Showing posts with label diffusion. Show all posts

Tuesday, September 10, 2013

Diffusion of constitutional environmental rights

Here's a paper that goes to the important historical question of how and why environmental legal norms are transplanted, diffused, received, or what have you, between legal systems.

Constitutional Environmental Protection in 1980
Constitutional Environmental Protection in 2010
(figures from the article)

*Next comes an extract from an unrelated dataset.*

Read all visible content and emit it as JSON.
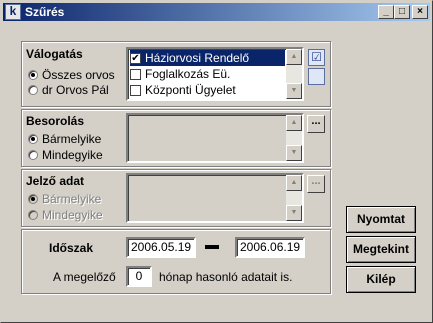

Jerg Gutmann, Sina Imhof, and Stefan Voigt have posted "Are You Green Yet? On the Diffusion of Constitutionally Protected Environmental Rights". The abstract explains:
Over the last couple of decades, ever more countries have integrated environmental rights into their constitutions. Drawing on discrete time survival analysis techniques, this paper identifies the determinants of the introduction of such rights. It turns out that a country’s level of democracy, its legal tradition, the sustainability of its tourism sector, and the implementation of major changes to the constitution are statistically significant predictors of an entrenchment of environmental rights in national constitutions. Other plausible explanations can be discarded. Income, affectedness by extreme weather events, citizens’ initiatives, dependence on fossil fuels or agriculture, and stated ecofriendly attitudes or behavior are not associated with a higher propensity for constitutional environmental protection. However, we find robust evidence for a diffusion of constitutional environmental rights among spatially proximate countries.